We’ve discussed some scams that have victimized, and will probably victimize more, of our fellow Filipinos, even non-Filipinos. These scams include Ponzi and pyramiding schemes, various internet scams, and different variations of Nigerian scams. It appears that certain scams are evolving, while new scams are created with each passing day. Just today, we received this email from Brian:
I have just received a text message from the DTI stating that my SIM number has won Php780,000.00 second prize in a Philippines charity. The sender’s name is: xxxx (Auditor of Philippines Charity Foundation DTI 1548).
The sender’s cell number is: 0926xxxxxxx.
Is this a scam in the name of the DTI?

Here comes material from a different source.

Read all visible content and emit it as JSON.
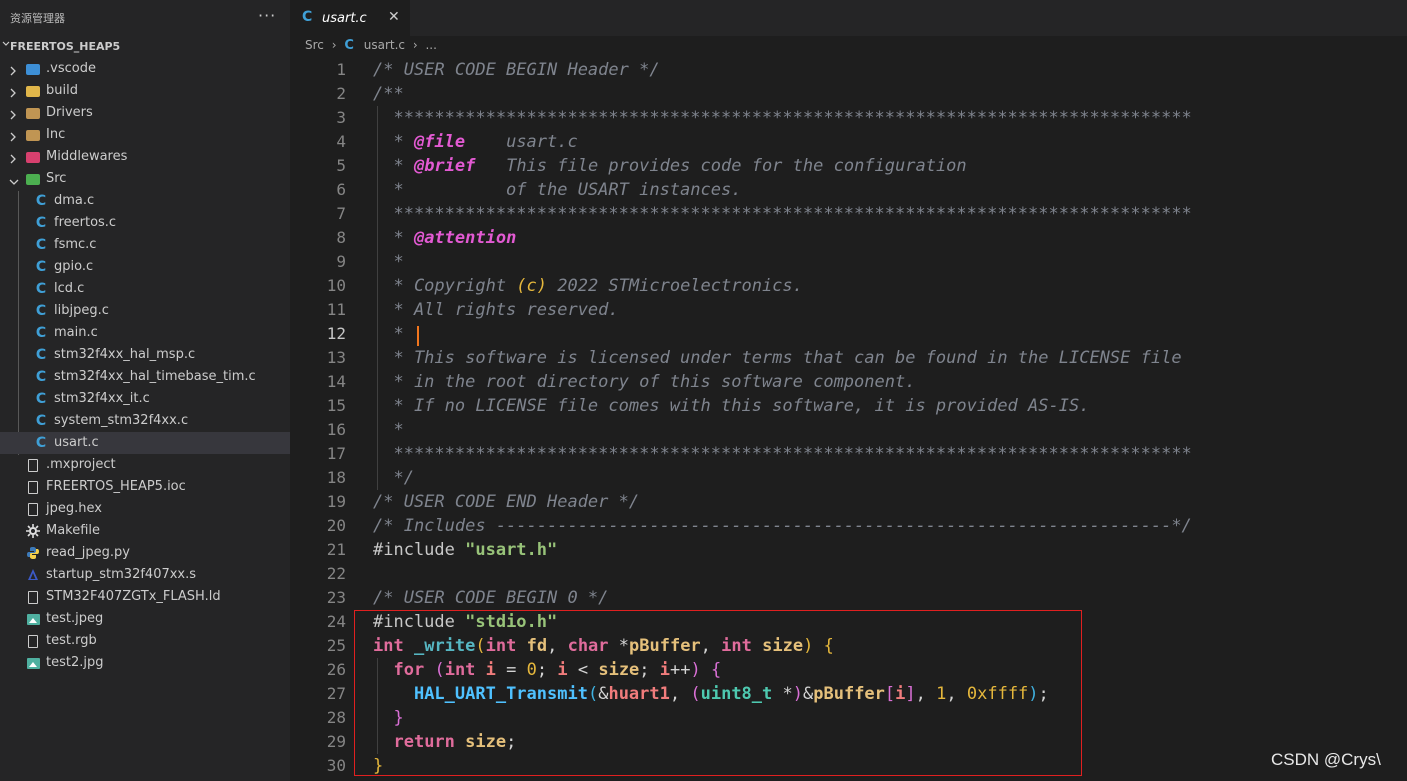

If it looks like a duck, walks like a duck and quacks like a duck, it must be a duck. The scheme described in the email of Brian most certainly looks like a scam. In fact, yesterday, we came across Sec. Ignacio Bunye’s article, which reads in part:
WHAT would you do if you receive a text or email message saying you won a million pesos in a megabuck raffle you did not join? You can do one of two things. Discard the message. Or, better still, report the matter to the Anti-Money Laundering Council. Under no instance should you give out any personal information and fall for this scam as others have found out too late.

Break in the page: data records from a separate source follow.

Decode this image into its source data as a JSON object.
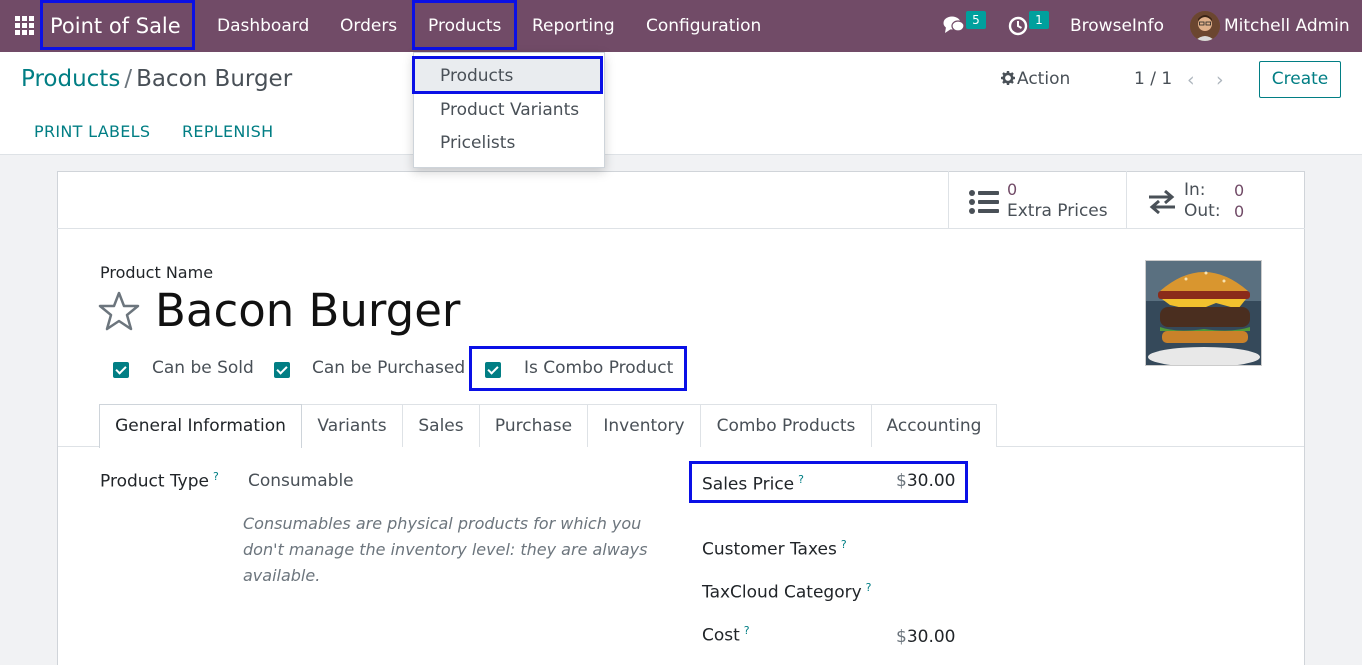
{
  "navbar": {
    "app_name": "Point of Sale",
    "menu": [
      "Dashboard",
      "Orders",
      "Products",
      "Reporting",
      "Configuration"
    ],
    "messages_count": "5",
    "activities_count": "1",
    "company": "BrowseInfo",
    "user": "Mitchell Admin"
  },
  "products_menu": {
    "items": [
      "Products",
      "Product Variants",
      "Pricelists"
    ]
  },
  "breadcrumb": {
    "parent": "Products",
    "separator": "/",
    "current": "Bacon Burger"
  },
  "control": {
    "print_labels": "PRINT LABELS",
    "replenish": "REPLENISH",
    "action": "Action",
    "pager": "1 / 1",
    "create": "Create"
  },
  "smart_buttons": {
    "extra_prices_count": "0",
    "extra_prices_label": "Extra Prices",
    "in_label": "In:",
    "in_value": "0",
    "out_label": "Out:",
    "out_value": "0"
  },
  "product": {
    "name_label": "Product Name",
    "name": "Bacon Burger",
    "options": [
      {
        "label": "Can be Sold",
        "checked": true
      },
      {
        "label": "Can be Purchased",
        "checked": true
      },
      {
        "label": "Is Combo Product",
        "checked": true
      }
    ]
  },
  "tabs": [
    "General Information",
    "Variants",
    "Sales",
    "Purchase",
    "Inventory",
    "Combo Products",
    "Accounting"
  ],
  "general": {
    "product_type_label": "Product Type",
    "product_type_value": "Consumable",
    "product_type_help": "Consumables are physical products for which you don't manage the inventory level: they are always available.",
    "sales_price_label": "Sales Price",
    "sales_price_currency": "$",
    "sales_price_value": "30.00",
    "customer_taxes_label": "Customer Taxes",
    "taxcloud_label": "TaxCloud Category",
    "cost_label": "Cost",
    "cost_currency": "$",
    "cost_value": "30.00",
    "help_mark": "?"
  },
  "colors": {
    "navbar": "#714b67",
    "accent": "#017e84",
    "highlight_box": "#0a10e6",
    "badge": "#00a09d"
  }
}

Perhaps a downside to global connectivity is that the scammers have been able to export their misdeeds, as several overseas Filipinos have reportedly received these deceitful text/email messages.

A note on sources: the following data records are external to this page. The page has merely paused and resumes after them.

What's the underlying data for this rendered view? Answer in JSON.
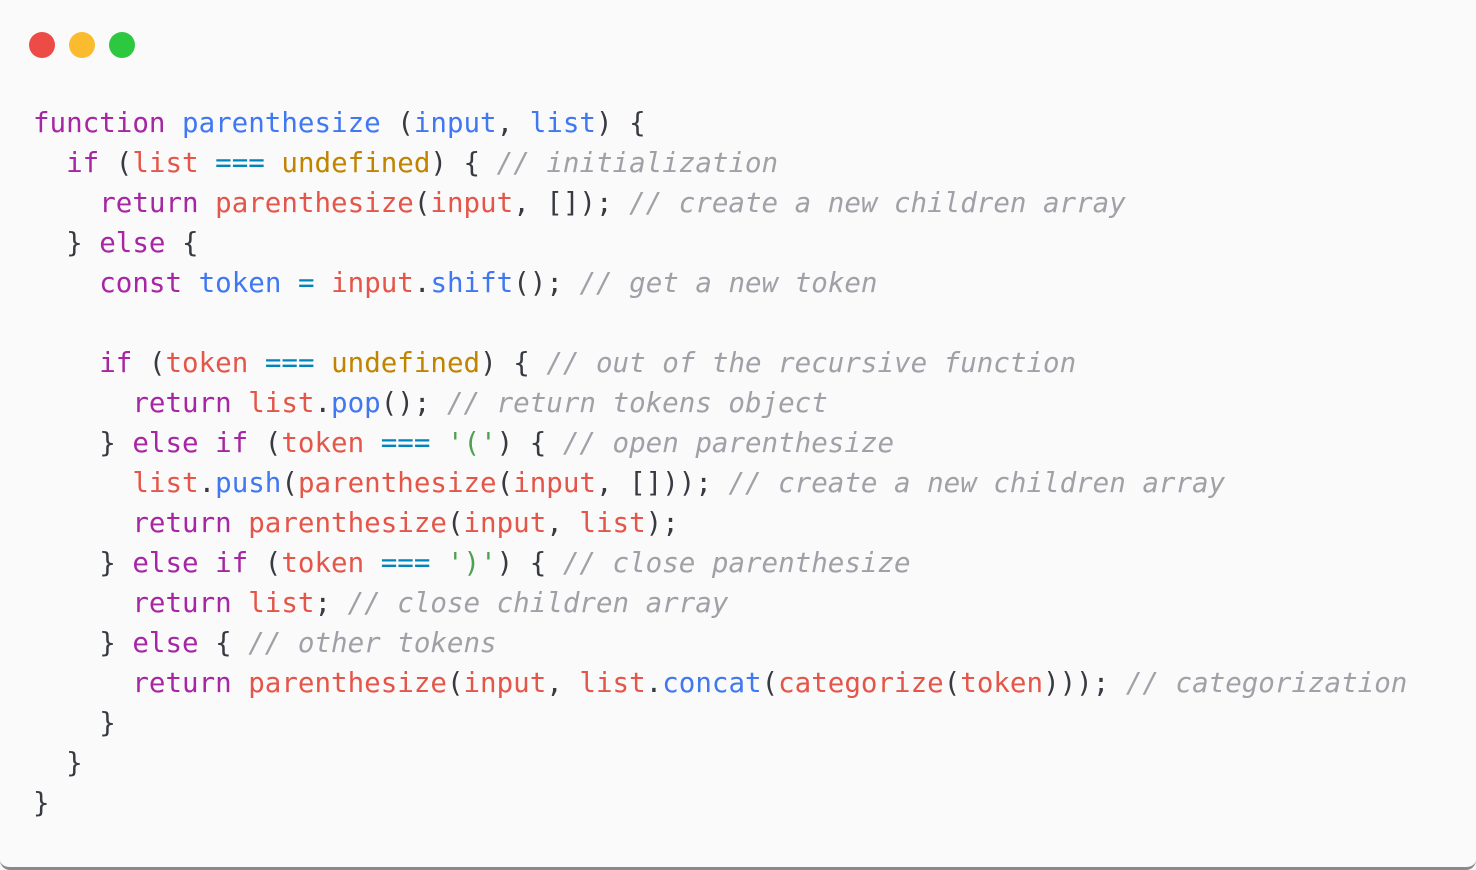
{
  "window": {
    "controls": {
      "close_color": "#ec4b46",
      "minimize_color": "#fbbb2e",
      "zoom_color": "#2bc840"
    }
  },
  "colors": {
    "keyword": "#a626a4",
    "function": "#4078f2",
    "variable": "#e45649",
    "constant": "#c18401",
    "operator": "#0184bc",
    "string": "#50a14f",
    "comment": "#a0a1a7",
    "punctuation": "#383a42"
  },
  "code": {
    "language": "javascript",
    "lines": [
      [
        [
          "keyword",
          "function"
        ],
        [
          "punctuation",
          " "
        ],
        [
          "function",
          "parenthesize"
        ],
        [
          "punctuation",
          " ("
        ],
        [
          "function",
          "input"
        ],
        [
          "punctuation",
          ", "
        ],
        [
          "function",
          "list"
        ],
        [
          "punctuation",
          ") {"
        ]
      ],
      [
        [
          "punctuation",
          "  "
        ],
        [
          "keyword",
          "if"
        ],
        [
          "punctuation",
          " ("
        ],
        [
          "variable",
          "list"
        ],
        [
          "punctuation",
          " "
        ],
        [
          "operator",
          "==="
        ],
        [
          "punctuation",
          " "
        ],
        [
          "constant",
          "undefined"
        ],
        [
          "punctuation",
          ") { "
        ],
        [
          "comment",
          "// initialization"
        ]
      ],
      [
        [
          "punctuation",
          "    "
        ],
        [
          "keyword",
          "return"
        ],
        [
          "punctuation",
          " "
        ],
        [
          "variable",
          "parenthesize"
        ],
        [
          "punctuation",
          "("
        ],
        [
          "variable",
          "input"
        ],
        [
          "punctuation",
          ", []); "
        ],
        [
          "comment",
          "// create a new children array"
        ]
      ],
      [
        [
          "punctuation",
          "  } "
        ],
        [
          "keyword",
          "else"
        ],
        [
          "punctuation",
          " {"
        ]
      ],
      [
        [
          "punctuation",
          "    "
        ],
        [
          "keyword",
          "const"
        ],
        [
          "punctuation",
          " "
        ],
        [
          "function",
          "token"
        ],
        [
          "punctuation",
          " "
        ],
        [
          "operator",
          "="
        ],
        [
          "punctuation",
          " "
        ],
        [
          "variable",
          "input"
        ],
        [
          "punctuation",
          "."
        ],
        [
          "function",
          "shift"
        ],
        [
          "punctuation",
          "(); "
        ],
        [
          "comment",
          "// get a new token"
        ]
      ],
      [],
      [
        [
          "punctuation",
          "    "
        ],
        [
          "keyword",
          "if"
        ],
        [
          "punctuation",
          " ("
        ],
        [
          "variable",
          "token"
        ],
        [
          "punctuation",
          " "
        ],
        [
          "operator",
          "==="
        ],
        [
          "punctuation",
          " "
        ],
        [
          "constant",
          "undefined"
        ],
        [
          "punctuation",
          ") { "
        ],
        [
          "comment",
          "// out of the recursive function"
        ]
      ],
      [
        [
          "punctuation",
          "      "
        ],
        [
          "keyword",
          "return"
        ],
        [
          "punctuation",
          " "
        ],
        [
          "variable",
          "list"
        ],
        [
          "punctuation",
          "."
        ],
        [
          "function",
          "pop"
        ],
        [
          "punctuation",
          "(); "
        ],
        [
          "comment",
          "// return tokens object"
        ]
      ],
      [
        [
          "punctuation",
          "    } "
        ],
        [
          "keyword",
          "else if"
        ],
        [
          "punctuation",
          " ("
        ],
        [
          "variable",
          "token"
        ],
        [
          "punctuation",
          " "
        ],
        [
          "operator",
          "==="
        ],
        [
          "punctuation",
          " "
        ],
        [
          "string",
          "'('"
        ],
        [
          "punctuation",
          ") { "
        ],
        [
          "comment",
          "// open parenthesize"
        ]
      ],
      [
        [
          "punctuation",
          "      "
        ],
        [
          "variable",
          "list"
        ],
        [
          "punctuation",
          "."
        ],
        [
          "function",
          "push"
        ],
        [
          "punctuation",
          "("
        ],
        [
          "variable",
          "parenthesize"
        ],
        [
          "punctuation",
          "("
        ],
        [
          "variable",
          "input"
        ],
        [
          "punctuation",
          ", [])); "
        ],
        [
          "comment",
          "// create a new children array"
        ]
      ],
      [
        [
          "punctuation",
          "      "
        ],
        [
          "keyword",
          "return"
        ],
        [
          "punctuation",
          " "
        ],
        [
          "variable",
          "parenthesize"
        ],
        [
          "punctuation",
          "("
        ],
        [
          "variable",
          "input"
        ],
        [
          "punctuation",
          ", "
        ],
        [
          "variable",
          "list"
        ],
        [
          "punctuation",
          ");"
        ]
      ],
      [
        [
          "punctuation",
          "    } "
        ],
        [
          "keyword",
          "else if"
        ],
        [
          "punctuation",
          " ("
        ],
        [
          "variable",
          "token"
        ],
        [
          "punctuation",
          " "
        ],
        [
          "operator",
          "==="
        ],
        [
          "punctuation",
          " "
        ],
        [
          "string",
          "')'"
        ],
        [
          "punctuation",
          ") { "
        ],
        [
          "comment",
          "// close parenthesize"
        ]
      ],
      [
        [
          "punctuation",
          "      "
        ],
        [
          "keyword",
          "return"
        ],
        [
          "punctuation",
          " "
        ],
        [
          "variable",
          "list"
        ],
        [
          "punctuation",
          "; "
        ],
        [
          "comment",
          "// close children array"
        ]
      ],
      [
        [
          "punctuation",
          "    } "
        ],
        [
          "keyword",
          "else"
        ],
        [
          "punctuation",
          " { "
        ],
        [
          "comment",
          "// other tokens"
        ]
      ],
      [
        [
          "punctuation",
          "      "
        ],
        [
          "keyword",
          "return"
        ],
        [
          "punctuation",
          " "
        ],
        [
          "variable",
          "parenthesize"
        ],
        [
          "punctuation",
          "("
        ],
        [
          "variable",
          "input"
        ],
        [
          "punctuation",
          ", "
        ],
        [
          "variable",
          "list"
        ],
        [
          "punctuation",
          "."
        ],
        [
          "function",
          "concat"
        ],
        [
          "punctuation",
          "("
        ],
        [
          "variable",
          "categorize"
        ],
        [
          "punctuation",
          "("
        ],
        [
          "variable",
          "token"
        ],
        [
          "punctuation",
          ")));"
        ],
        [
          "punctuation",
          " "
        ],
        [
          "comment",
          "// categorization"
        ]
      ],
      [
        [
          "punctuation",
          "    }"
        ]
      ],
      [
        [
          "punctuation",
          "  }"
        ]
      ],
      [
        [
          "punctuation",
          "}"
        ]
      ]
    ]
  }
}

Text or email scammers do their dirty work by telling a prospective victim that he has won the jackpot of a raffle sponsored by a certain institution. Among the names of institutions abused in this shenanigan are the Bangko Sentral ng Pilipinas (BSP), the Bureau of Internal Revenue, the Philippine Charity Sweepstakes Office and the Philippine Amusement and Gaming Corporation.
The imaginary prize may be cash or a high value item like a brand new car.
The message usually includes the name of a contact person who would claim to be an attorney. When contacted, the phony lawyer would instruct the supposed winner to deposit money in a bank account or to send cash through a remittance company. Often, the con artists would also require a victim to send prepaid load.
The victim is led to believe that the money will be used to pay for certain charges which is the prerequisite for claiming the alleged prize. Once the crooks receive the cash or the prepaid load, that’s the last time the victim hears from them.
There are similar scams, including one that attempted to swindle OFWs. Everybody should be careful in dealing with someone who promises immediate financial gain. As they say, if it’s too good to be true, it’s most likely a duck, er, scam.